● About this exercise:
Copy out the records again. Change nothing.

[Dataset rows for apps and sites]
————————

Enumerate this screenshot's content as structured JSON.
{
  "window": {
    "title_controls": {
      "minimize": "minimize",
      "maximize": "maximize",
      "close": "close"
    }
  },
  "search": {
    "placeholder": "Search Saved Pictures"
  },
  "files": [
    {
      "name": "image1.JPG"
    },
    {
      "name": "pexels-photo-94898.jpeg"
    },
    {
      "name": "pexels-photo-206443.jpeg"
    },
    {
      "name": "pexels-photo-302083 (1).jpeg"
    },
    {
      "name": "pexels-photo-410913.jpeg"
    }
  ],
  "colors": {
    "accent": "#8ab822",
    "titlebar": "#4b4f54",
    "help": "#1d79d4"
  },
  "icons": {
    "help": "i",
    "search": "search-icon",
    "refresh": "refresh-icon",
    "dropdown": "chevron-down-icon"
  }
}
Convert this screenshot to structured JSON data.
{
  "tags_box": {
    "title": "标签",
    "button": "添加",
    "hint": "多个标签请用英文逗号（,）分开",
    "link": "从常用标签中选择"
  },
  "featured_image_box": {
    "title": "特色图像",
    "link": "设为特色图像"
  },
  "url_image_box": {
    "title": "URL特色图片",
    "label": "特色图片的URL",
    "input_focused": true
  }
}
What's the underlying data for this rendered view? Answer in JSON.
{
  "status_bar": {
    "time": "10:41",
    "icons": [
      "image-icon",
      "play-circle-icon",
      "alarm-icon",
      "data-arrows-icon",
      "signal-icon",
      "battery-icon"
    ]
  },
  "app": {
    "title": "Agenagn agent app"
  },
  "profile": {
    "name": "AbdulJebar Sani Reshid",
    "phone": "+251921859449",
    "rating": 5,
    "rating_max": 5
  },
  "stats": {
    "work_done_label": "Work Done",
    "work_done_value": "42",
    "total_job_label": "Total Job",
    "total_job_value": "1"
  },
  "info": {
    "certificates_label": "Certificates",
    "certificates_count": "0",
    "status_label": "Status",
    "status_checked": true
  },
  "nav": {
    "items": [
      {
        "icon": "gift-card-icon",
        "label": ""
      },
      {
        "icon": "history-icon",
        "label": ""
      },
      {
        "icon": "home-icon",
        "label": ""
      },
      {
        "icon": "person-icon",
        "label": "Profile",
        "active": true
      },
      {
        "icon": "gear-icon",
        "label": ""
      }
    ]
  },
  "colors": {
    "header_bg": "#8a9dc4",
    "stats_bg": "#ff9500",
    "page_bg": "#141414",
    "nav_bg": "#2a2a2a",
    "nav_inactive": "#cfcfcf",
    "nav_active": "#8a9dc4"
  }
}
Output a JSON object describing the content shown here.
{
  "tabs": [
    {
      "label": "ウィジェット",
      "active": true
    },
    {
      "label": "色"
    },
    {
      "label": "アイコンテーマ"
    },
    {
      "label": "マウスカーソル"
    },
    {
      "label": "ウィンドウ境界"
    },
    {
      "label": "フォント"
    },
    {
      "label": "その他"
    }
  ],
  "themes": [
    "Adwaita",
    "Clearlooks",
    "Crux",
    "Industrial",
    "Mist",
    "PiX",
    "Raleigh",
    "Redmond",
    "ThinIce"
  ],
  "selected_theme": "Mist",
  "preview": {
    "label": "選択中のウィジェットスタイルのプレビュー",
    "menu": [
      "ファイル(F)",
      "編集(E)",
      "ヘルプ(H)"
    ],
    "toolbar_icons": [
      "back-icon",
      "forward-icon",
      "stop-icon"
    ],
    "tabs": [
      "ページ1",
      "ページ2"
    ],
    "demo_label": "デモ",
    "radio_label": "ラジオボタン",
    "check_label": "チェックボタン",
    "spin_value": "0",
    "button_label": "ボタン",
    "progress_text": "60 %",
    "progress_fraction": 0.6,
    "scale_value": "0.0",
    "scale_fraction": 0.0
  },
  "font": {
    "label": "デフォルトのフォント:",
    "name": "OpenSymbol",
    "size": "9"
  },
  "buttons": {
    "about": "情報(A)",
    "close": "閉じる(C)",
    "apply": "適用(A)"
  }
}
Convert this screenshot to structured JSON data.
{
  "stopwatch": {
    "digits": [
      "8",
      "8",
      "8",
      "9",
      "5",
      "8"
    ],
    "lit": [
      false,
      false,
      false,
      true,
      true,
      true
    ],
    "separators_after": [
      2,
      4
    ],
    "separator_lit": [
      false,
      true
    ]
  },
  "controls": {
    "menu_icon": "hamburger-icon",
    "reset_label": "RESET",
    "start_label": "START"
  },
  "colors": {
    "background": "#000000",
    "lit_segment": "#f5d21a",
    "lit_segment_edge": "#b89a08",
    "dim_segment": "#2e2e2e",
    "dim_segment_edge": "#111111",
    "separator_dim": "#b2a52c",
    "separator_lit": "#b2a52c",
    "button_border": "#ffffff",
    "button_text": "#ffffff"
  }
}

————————

● Exercise response:
Enumerate this screenshot's content as structured JSON.
{
  "window": {
    "title_controls": {
      "minimize": "minimize",
      "maximize": "maximize",
      "close": "close"
    }
  },
  "search": {
    "placeholder": "Search Saved Pictures"
  },
  "files": [
    {
      "name": "image1.JPG"
    },
    {
      "name": "pexels-photo-94898.jpeg"
    },
    {
      "name": "pexels-photo-206443.jpeg"
    },
    {
      "name": "pexels-photo-302083 (1).jpeg"
    },
    {
      "name": "pexels-photo-410913.jpeg"
    }
  ],
  "colors": {
    "accent": "#8ab822",
    "titlebar": "#4b4f54",
    "help": "#1d79d4"
  },
  "icons": {
    "help": "i",
    "search": "search-icon",
    "refresh": "refresh-icon",
    "dropdown": "chevron-down-icon"
  }
}
Convert this screenshot to structured JSON data.
{
  "tags_box": {
    "title": "标签",
    "button": "添加",
    "hint": "多个标签请用英文逗号（,）分开",
    "link": "从常用标签中选择"
  },
  "featured_image_box": {
    "title": "特色图像",
    "link": "设为特色图像"
  },
  "url_image_box": {
    "title": "URL特色图片",
    "label": "特色图片的URL",
    "input_focused": true
  }
}
What's the underlying data for this rendered view? Answer in JSON.
{
  "status_bar": {
    "time": "10:41",
    "icons": [
      "image-icon",
      "play-circle-icon",
      "alarm-icon",
      "data-arrows-icon",
      "signal-icon",
      "battery-icon"
    ]
  },
  "app": {
    "title": "Agenagn agent app"
  },
  "profile": {
    "name": "AbdulJebar Sani Reshid",
    "phone": "+251921859449",
    "rating": 5,
    "rating_max": 5
  },
  "stats": {
    "work_done_label": "Work Done",
    "work_done_value": "42",
    "total_job_label": "Total Job",
    "total_job_value": "1"
  },
  "info": {
    "certificates_label": "Certificates",
    "certificates_count": "0",
    "status_label": "Status",
    "status_checked": true
  },
  "nav": {
    "items": [
      {
        "icon": "gift-card-icon",
        "label": ""
      },
      {
        "icon": "history-icon",
        "label": ""
      },
      {
        "icon": "home-icon",
        "label": ""
      },
      {
        "icon": "person-icon",
        "label": "Profile",
        "active": true
      },
      {
        "icon": "gear-icon",
        "label": ""
      }
    ]
  },
  "colors": {
    "header_bg": "#8a9dc4",
    "stats_bg": "#ff9500",
    "page_bg": "#141414",
    "nav_bg": "#2a2a2a",
    "nav_inactive": "#cfcfcf",
    "nav_active": "#8a9dc4"
  }
}
Output a JSON object describing the content shown here.
{
  "tabs": [
    {
      "label": "ウィジェット",
      "active": true
    },
    {
      "label": "色"
    },
    {
      "label": "アイコンテーマ"
    },
    {
      "label": "マウスカーソル"
    },
    {
      "label": "ウィンドウ境界"
    },
    {
      "label": "フォント"
    },
    {
      "label": "その他"
    }
  ],
  "themes": [
    "Adwaita",
    "Clearlooks",
    "Crux",
    "Industrial",
    "Mist",
    "PiX",
    "Raleigh",
    "Redmond",
    "ThinIce"
  ],
  "selected_theme": "Mist",
  "preview": {
    "label": "選択中のウィジェットスタイルのプレビュー",
    "menu": [
      "ファイル(F)",
      "編集(E)",
      "ヘルプ(H)"
    ],
    "toolbar_icons": [
      "back-icon",
      "forward-icon",
      "stop-icon"
    ],
    "tabs": [
      "ページ1",
      "ページ2"
    ],
    "demo_label": "デモ",
    "radio_label": "ラジオボタン",
    "check_label": "チェックボタン",
    "spin_value": "0",
    "button_label": "ボタン",
    "progress_text": "60 %",
    "progress_fraction": 0.6,
    "scale_value": "0.0",
    "scale_fraction": 0.0
  },
  "font": {
    "label": "デフォルトのフォント:",
    "name": "OpenSymbol",
    "size": "9"
  },
  "buttons": {
    "about": "情報(A)",
    "close": "閉じる(C)",
    "apply": "適用(A)"
  }
}
Convert this screenshot to structured JSON data.
{
  "stopwatch": {
    "digits": [
      "8",
      "8",
      "8",
      "9",
      "5",
      "8"
    ],
    "lit": [
      false,
      false,
      false,
      true,
      true,
      true
    ],
    "separators_after": [
      2,
      4
    ],
    "separator_lit": [
      false,
      true
    ]
  },
  "controls": {
    "menu_icon": "hamburger-icon",
    "reset_label": "RESET",
    "start_label": "START"
  },
  "colors": {
    "background": "#000000",
    "lit_segment": "#f5d21a",
    "lit_segment_edge": "#b89a08",
    "dim_segment": "#2e2e2e",
    "dim_segment_edge": "#111111",
    "separator_dim": "#b2a52c",
    "separator_lit": "#b2a52c",
    "button_border": "#ffffff",
    "button_text": "#ffffff"
  }
}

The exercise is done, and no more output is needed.